GR: Risk-free environmental protection turned out to be the baseline of what customers expect from us, not our key promise. During the rebrand, we discovered that the priority at the top of our pyramid was actually reliability. Our customers need us to be there for them and care about what ultimately happens with the disposal of their waste. Our new brand speaks to our commitment to reliability through out every stage of the disposal process.
Using BrandExtract to conduct third party research and interviews removed any agenda from the process. Our employees were not worried about saying what they thought the boss wanted to hear, and our customers felt open to speak freely because their feedback would be anonymous.
Weigh Time and Cost Considerations
GR: We felt strongly that it would be most cost-effective to invest in establishing our brand upfront, before rolling it out to new markets, even if it meant delaying our expansion by a few months. The opportunity to develop our brand before launching a significant new venture saved us the cost and hassle of entering these regions, only to double back later to reinvest and reestablish our presence with a new identity.
BB: To build on Gabriel's point about investing in brand upfront, we often find that the depth and quality of a rebrand is proportionate to how much time or money an organization is willing to commit to the effort. Even if you partner with a third party, expect to be engaged throughout the process. The brand should reflect the authentic spirit of the company, which means providing your team with access to company leadership as well as the vital “boots on the ground” stewards of your brand.
Benefits of Branding for Entrepreneurs
BB: The branding process helps align the organization around your values. Active engagement with and participation from internal groups leads to a more authentic expression of your identity. And because you cared enough to ask your customers questions about your service and their expectations, you have formed stronger bonds with clients.
GR: Now we’re beginning to introduce the new brand to our team. If our sales people go out after this and continue to sell in the same way they did before, then we have not done our job properly. The rebrand means so much more than that.

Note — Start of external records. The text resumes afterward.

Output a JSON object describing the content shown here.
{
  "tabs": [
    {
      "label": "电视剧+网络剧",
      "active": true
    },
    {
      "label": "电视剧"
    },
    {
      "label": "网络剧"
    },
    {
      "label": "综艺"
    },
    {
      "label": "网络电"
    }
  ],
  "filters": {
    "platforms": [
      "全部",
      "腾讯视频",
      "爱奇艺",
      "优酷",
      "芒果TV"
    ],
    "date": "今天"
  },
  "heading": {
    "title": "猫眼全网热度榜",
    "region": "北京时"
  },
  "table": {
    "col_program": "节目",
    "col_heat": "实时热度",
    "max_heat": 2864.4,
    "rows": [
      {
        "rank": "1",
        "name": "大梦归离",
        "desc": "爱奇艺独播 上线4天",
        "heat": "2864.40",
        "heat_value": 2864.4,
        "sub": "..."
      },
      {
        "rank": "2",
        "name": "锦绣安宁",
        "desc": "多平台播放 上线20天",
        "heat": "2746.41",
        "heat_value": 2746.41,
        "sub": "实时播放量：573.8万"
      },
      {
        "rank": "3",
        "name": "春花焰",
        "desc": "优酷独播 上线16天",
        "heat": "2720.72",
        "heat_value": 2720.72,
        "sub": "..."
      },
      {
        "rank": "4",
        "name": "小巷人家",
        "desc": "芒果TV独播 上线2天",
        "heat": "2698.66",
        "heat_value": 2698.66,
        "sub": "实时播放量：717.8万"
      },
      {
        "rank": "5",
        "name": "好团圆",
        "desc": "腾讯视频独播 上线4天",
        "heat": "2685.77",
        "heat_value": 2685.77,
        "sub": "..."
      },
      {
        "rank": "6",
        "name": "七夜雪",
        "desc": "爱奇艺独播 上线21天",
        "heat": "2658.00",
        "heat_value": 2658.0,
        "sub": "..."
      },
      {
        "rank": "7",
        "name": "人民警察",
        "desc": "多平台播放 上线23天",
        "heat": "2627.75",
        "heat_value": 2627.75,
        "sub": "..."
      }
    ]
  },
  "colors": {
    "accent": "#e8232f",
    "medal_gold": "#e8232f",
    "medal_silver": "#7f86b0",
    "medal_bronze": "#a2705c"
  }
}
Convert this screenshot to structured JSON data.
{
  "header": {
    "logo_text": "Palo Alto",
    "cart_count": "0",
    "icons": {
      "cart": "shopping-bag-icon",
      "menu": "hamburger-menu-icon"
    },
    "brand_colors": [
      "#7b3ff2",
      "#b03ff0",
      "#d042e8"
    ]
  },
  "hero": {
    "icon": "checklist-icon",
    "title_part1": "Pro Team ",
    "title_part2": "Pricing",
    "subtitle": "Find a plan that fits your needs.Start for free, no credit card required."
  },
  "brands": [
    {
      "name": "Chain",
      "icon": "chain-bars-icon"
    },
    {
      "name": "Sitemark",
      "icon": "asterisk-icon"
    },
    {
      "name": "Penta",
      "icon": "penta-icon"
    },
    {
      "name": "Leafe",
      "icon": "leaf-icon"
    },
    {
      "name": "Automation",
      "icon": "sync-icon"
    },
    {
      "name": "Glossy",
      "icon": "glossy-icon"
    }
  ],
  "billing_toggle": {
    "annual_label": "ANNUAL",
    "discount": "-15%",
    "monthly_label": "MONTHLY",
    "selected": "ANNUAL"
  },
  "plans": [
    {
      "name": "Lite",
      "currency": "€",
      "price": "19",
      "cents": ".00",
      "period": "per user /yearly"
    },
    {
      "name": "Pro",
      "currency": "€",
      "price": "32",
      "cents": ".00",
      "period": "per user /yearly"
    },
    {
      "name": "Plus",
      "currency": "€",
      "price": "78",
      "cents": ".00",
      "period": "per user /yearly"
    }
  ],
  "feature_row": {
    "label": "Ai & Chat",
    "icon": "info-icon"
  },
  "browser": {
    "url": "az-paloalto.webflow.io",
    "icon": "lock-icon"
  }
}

When customers ask “why did you change your name,” that is an opportunity for a field sales person to engage in a conversation about our company values that they do not normally get to have. And the whole idea is that these conversations matter to the growth our business.
Watch Bo Bothe and Gabriel Rio give a similar talk at Rice University's Jones Graduate School of Business.
Take the First Step
When a strategy shift or new opportunity catapults major changes to your core operations or customer promise, brand transformation is already underway. Your job, as a leader of your organization, is to recognize the need for purposeful management of this transformation.
A Few Extra Insights
If you're starting a new venture or at a major business turning point, we're happy to chat. As you think about a rebrand, here are a few extra insights to help: